Copy out each line of the entries below in which the string "true" appears.

[Component data from apps and pages]
==========

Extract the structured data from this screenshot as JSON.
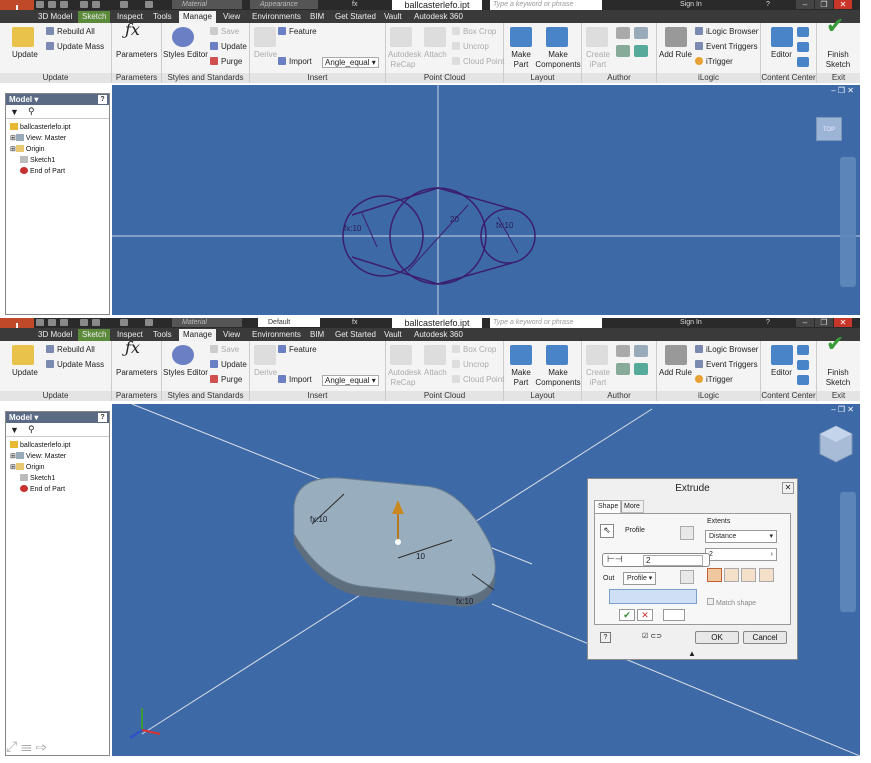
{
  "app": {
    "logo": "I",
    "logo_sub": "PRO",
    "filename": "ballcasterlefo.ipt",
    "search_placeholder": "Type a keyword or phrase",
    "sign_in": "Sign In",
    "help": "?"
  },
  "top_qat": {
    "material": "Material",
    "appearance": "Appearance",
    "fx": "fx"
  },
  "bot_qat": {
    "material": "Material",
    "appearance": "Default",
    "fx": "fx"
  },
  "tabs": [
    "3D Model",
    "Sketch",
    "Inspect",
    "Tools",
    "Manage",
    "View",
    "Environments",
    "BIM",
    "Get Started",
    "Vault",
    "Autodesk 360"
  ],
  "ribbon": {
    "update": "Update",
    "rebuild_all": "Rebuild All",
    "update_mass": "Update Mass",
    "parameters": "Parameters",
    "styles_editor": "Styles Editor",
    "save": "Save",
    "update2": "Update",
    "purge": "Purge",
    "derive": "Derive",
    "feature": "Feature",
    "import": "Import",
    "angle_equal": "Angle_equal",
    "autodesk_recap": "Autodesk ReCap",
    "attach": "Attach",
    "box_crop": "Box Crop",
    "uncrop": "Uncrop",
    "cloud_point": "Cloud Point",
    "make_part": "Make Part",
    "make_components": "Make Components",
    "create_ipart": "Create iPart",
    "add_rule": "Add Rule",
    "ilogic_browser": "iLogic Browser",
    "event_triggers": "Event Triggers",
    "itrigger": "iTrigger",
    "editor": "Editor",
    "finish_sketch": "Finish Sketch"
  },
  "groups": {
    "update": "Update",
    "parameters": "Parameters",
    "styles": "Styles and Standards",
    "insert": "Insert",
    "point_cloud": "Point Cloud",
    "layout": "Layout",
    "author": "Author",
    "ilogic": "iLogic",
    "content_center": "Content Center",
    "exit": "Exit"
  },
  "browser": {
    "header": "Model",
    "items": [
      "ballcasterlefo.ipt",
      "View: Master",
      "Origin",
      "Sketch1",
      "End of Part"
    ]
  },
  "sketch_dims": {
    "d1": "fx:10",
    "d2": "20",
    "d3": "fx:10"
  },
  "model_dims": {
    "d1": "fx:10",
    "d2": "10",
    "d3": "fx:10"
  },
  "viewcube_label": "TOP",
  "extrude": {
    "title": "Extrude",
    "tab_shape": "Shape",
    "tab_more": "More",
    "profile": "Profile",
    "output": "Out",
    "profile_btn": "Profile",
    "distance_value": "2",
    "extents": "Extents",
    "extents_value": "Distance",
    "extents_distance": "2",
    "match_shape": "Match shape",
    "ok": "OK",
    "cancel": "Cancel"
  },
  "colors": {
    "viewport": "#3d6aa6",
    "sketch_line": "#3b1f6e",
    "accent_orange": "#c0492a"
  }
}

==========

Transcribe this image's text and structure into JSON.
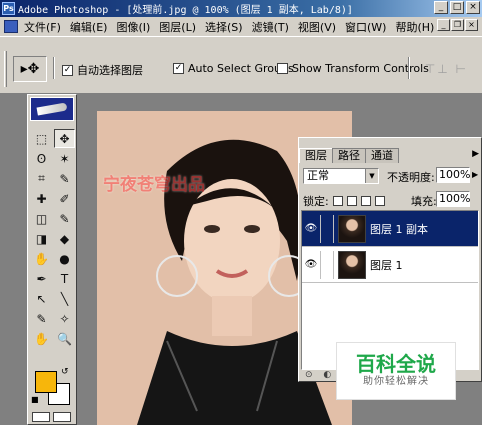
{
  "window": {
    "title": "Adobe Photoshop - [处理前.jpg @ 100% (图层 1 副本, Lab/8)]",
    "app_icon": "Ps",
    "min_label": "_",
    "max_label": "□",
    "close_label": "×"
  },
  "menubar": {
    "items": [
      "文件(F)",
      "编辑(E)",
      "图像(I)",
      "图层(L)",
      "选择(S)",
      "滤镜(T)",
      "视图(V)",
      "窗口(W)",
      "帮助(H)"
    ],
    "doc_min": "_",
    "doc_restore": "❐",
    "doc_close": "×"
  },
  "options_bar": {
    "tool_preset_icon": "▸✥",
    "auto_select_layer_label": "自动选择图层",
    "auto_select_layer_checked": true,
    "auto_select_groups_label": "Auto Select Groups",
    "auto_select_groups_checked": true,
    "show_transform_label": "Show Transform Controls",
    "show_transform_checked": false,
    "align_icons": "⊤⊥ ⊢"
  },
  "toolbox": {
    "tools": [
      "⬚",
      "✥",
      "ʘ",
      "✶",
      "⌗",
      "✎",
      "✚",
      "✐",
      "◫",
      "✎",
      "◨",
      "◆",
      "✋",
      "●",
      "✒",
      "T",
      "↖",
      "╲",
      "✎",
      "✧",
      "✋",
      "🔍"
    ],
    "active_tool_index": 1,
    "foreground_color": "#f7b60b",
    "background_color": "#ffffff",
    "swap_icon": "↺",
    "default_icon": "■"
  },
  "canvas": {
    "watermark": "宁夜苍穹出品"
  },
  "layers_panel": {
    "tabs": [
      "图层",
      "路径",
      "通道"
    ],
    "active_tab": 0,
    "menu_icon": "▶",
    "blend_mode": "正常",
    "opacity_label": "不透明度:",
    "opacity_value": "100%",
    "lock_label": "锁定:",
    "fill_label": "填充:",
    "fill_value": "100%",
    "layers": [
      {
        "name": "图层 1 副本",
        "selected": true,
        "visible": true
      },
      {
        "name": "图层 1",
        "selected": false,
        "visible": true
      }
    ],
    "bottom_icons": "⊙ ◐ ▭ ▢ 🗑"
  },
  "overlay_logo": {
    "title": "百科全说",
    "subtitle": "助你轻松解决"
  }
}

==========

(Solution for this exercise):
    "auto_select_layer_checked": true,
    "auto_select_groups_checked": true,
        "selected": true,
        "visible": true
        "visible": true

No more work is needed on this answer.